Asia’s equity markets had to endure some big headwinds in 2019. Trade negotiations between China and the US and the eruption of the ongoing protests in Hong Kong meant ECM bankers had to be sharp when spotting windows for deals. Bank of America did that better than its peers during the awards period, making it GlobalCapital Asia’s ECM House of the year.

The success did not come overnight, but was the result of a concerted effort by the bank to broaden and strengthen its ECM franchise since last year.

It did so in a number of ways. First was making some key, strategic hires. In April 2018, the bank tapped veteran ECM banker Tucker Highfield as co-head of Asia Pacific ECM, working alongside Shu Nagata, now also an ECM co-head after heading up Japan ECM coverage at BofA. Highfield joined after around 13 years at Credit Suisse, where he was most recently the head of syndicate for Asia ex-Japan.

BofA also transferred Anvita Arora from London to lead the region’s equity-linked origination business from Hong Kong and to fill the newly-created South Asia ECM head position last year.

Those efforts have borne fruit. The bank’s league table position during the awards period was the result of its ability to execute deals from IPOs to equity-linked bonds, as well as primary and secondary market placements. It had a 3.11% market share among Asia ex-Japan ECM bookrunners during this awards period, versus a 1.41% market share during the same period two years ago, shows Dealogic.

In terms of revenues, it came in sixth during the awards period for Asia ex-Japan ex A-share league tables, raking in $65.49m for a 3.96% market share, compared to ninth place for $42m and a 2.58% share of the market two years ago, according to Dealogic.

One business line that BofA has embedded itself in is that of Chinese technology companies raising funds in the US, which has surged since the new economy trend started to take off last year.

Among the key American Depository Share (ADS) trades the bank led with senior syndicate roles were Tencent Music Entertainment Group’s $1.1bn New York Stock Exchange listing, Pinduoduo’s $1.38bn follow-on and iQiyi’s $1.2bn convertible bond — GlobalCapital Asia’s best equity-linked deal of 2019. In some cases, including with Pinduoduo, BofA managed to do the CB and a follow-on offering for the company, despite not having been involved in its IPO.

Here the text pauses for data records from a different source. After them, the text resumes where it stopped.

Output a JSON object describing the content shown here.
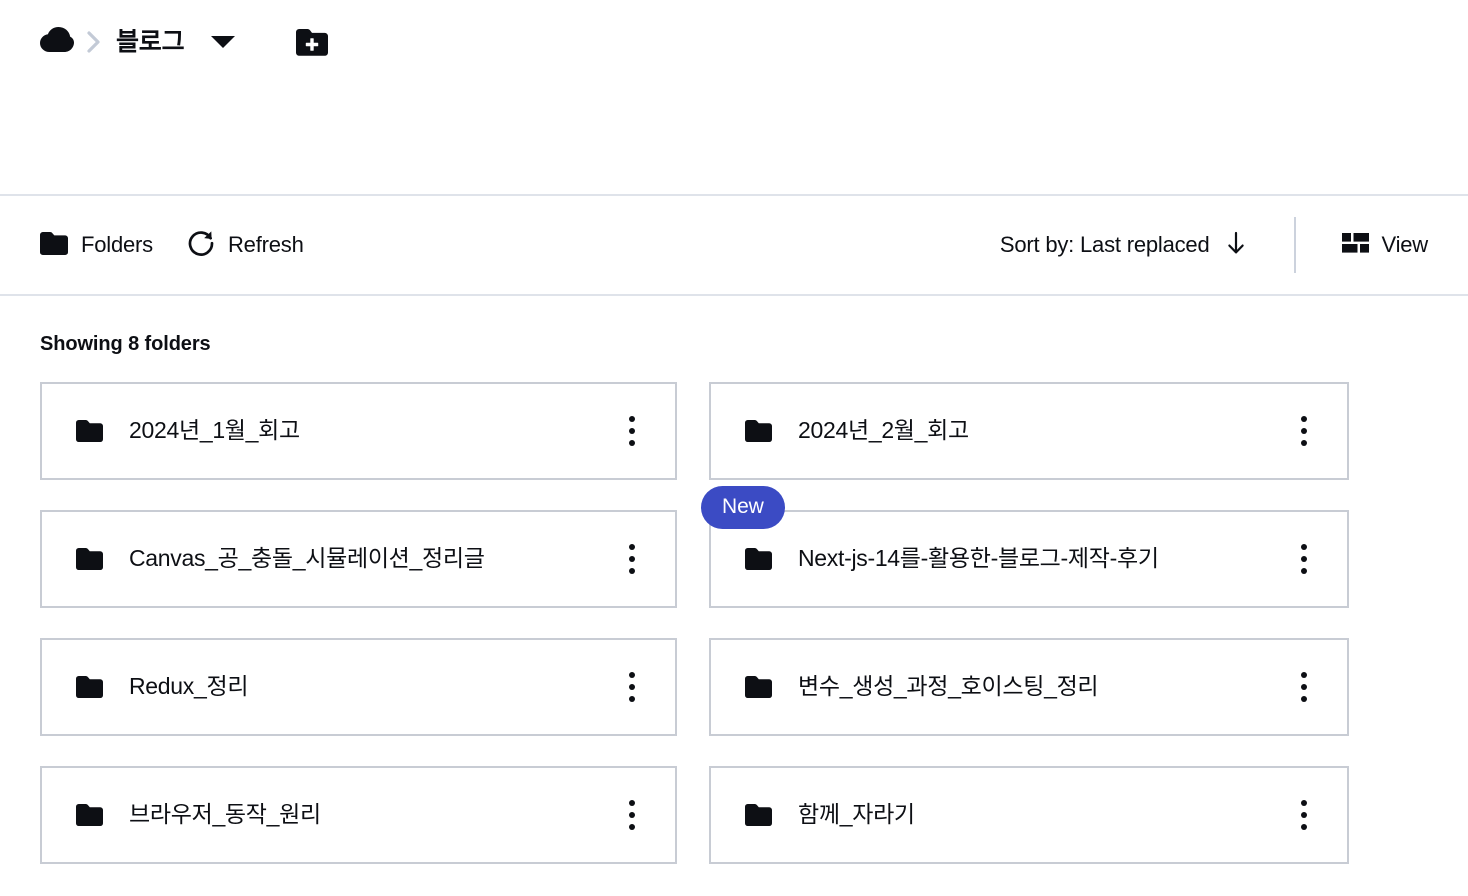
{
  "header": {
    "cloud_icon": "cloud-icon",
    "separator_icon": "chevron-right-icon",
    "breadcrumb_label": "블로그",
    "caret_icon": "caret-down-icon",
    "new_folder_icon": "new-folder-icon"
  },
  "toolbar": {
    "folders_label": "Folders",
    "folders_icon": "folder-icon",
    "refresh_label": "Refresh",
    "refresh_icon": "refresh-icon",
    "sort_label": "Sort by: Last replaced",
    "sort_direction_icon": "arrow-down-icon",
    "view_label": "View",
    "view_icon": "layout-grid-icon"
  },
  "content": {
    "showing_text": "Showing 8 folders",
    "kebab_icon": "more-vertical-icon",
    "folder_icon": "folder-icon",
    "new_badge_label": "New"
  },
  "colors": {
    "badge_blue": "#3b4bc4",
    "card_border": "#c8ccd4",
    "toolbar_border": "#dfe3ea",
    "divider": "#ccd2dd",
    "text": "#0d0f14",
    "chevron_muted": "#c3cad6"
  },
  "folders": [
    {
      "name": "2024년_1월_회고",
      "badge": null
    },
    {
      "name": "2024년_2월_회고",
      "badge": null
    },
    {
      "name": "Canvas_공_충돌_시뮬레이션_정리글",
      "badge": null
    },
    {
      "name": "Next-js-14를-활용한-블로그-제작-후기",
      "badge": "New"
    },
    {
      "name": "Redux_정리",
      "badge": null
    },
    {
      "name": "변수_생성_과정_호이스팅_정리",
      "badge": null
    },
    {
      "name": "브라우저_동작_원리",
      "badge": null
    },
    {
      "name": "함께_자라기",
      "badge": null
    }
  ]
}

BofA has brandished its equity-linked strength throughout the year, boosting its deal flow from two trades during the 2018 awards period — both for real estate companies — to seven during the latest period.

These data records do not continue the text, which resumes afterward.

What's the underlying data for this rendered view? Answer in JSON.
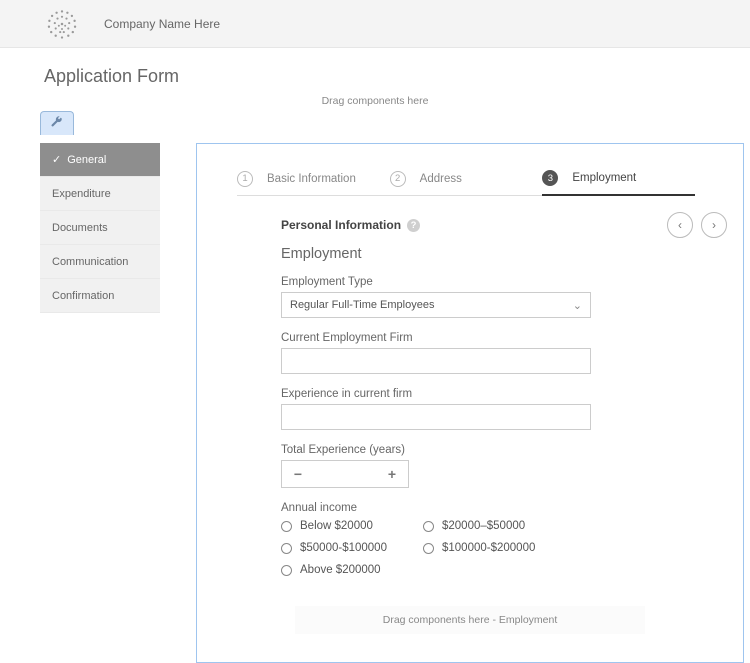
{
  "header": {
    "company_name": "Company Name Here"
  },
  "page_title": "Application Form",
  "drag_hint": "Drag components here",
  "sidebar": {
    "items": [
      {
        "label": "General",
        "active": true,
        "checked": true
      },
      {
        "label": "Expenditure"
      },
      {
        "label": "Documents"
      },
      {
        "label": "Communication"
      },
      {
        "label": "Confirmation"
      }
    ]
  },
  "stepper": {
    "steps": [
      {
        "num": "1",
        "label": "Basic Information"
      },
      {
        "num": "2",
        "label": "Address"
      },
      {
        "num": "3",
        "label": "Employment",
        "active": true
      }
    ]
  },
  "section": {
    "title": "Personal Information",
    "sub_heading": "Employment"
  },
  "form": {
    "employment_type": {
      "label": "Employment Type",
      "value": "Regular Full-Time Employees"
    },
    "current_firm": {
      "label": "Current Employment Firm",
      "value": ""
    },
    "experience_current": {
      "label": "Experience in current firm",
      "value": ""
    },
    "total_experience": {
      "label": "Total Experience (years)",
      "value": ""
    },
    "annual_income": {
      "label": "Annual income",
      "options": [
        "Below $20000",
        "$20000–$50000",
        "$50000-$100000",
        "$100000-$200000",
        "Above $200000"
      ]
    }
  },
  "drop_slot": "Drag components here - Employment",
  "glyphs": {
    "minus": "−",
    "plus": "+",
    "chev_down": "⌄",
    "chev_left": "‹",
    "chev_right": "›",
    "check": "✓",
    "question": "?"
  }
}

The bank’s franchise in Greater China still needs more thrust to catch up with the likes of Morgan Stanley and Goldman Sachs. But BofA nevertheless maintained a strong overall market share in Asia ex-Japan ECM, ranking fourth by global co-ordinators during this year’s awards period, according to Dealogic data.

With its growing foothold in southeast Asia, BofA ran the international leg of GlobalCapital Asia’s best IPO, Asset World Corp’s record $1.6bn listing in Thailand, alongside Morgan Stanley and UBS. In India, the US firm worked across various deals, helping Standard Life Aberdeen sell down $1.1bn of its position in HDFC Life through three block trades, as well as working with Kotak Mahindra Capital and Morgan Stanley on Vodafone Idea’s $3.6bn rights issue.

The bank’s experience in India was also called upon when Embassy Real Estate Investment Trust held the country’s first real estate investment trust IPO for Rp47.6bn ($673.4m) in March. It was one of four global co-ordinators among a syndicate of 12 bookrunning lead managers.

BofA did not just chase the big deals. The bank has used its reputation as a sound voice in the room to gain mandates and execute transactions worth billions of dollars as well as those worth less than $100m, so long as they are revenue generating, said bankers at the firm.

In a year that saw bouts of volatility, banks needed to be versatile, capturing business across different asset classes and regions. BofA was able to do that. Its efforts at refocusing its business last year benefitted its ECM franchise in 2019, making it a worthy pick of the Best ECM House of the year.

Related stories: 

GlobalCapital Asia capital markets awards 2019: Loans

Gift this article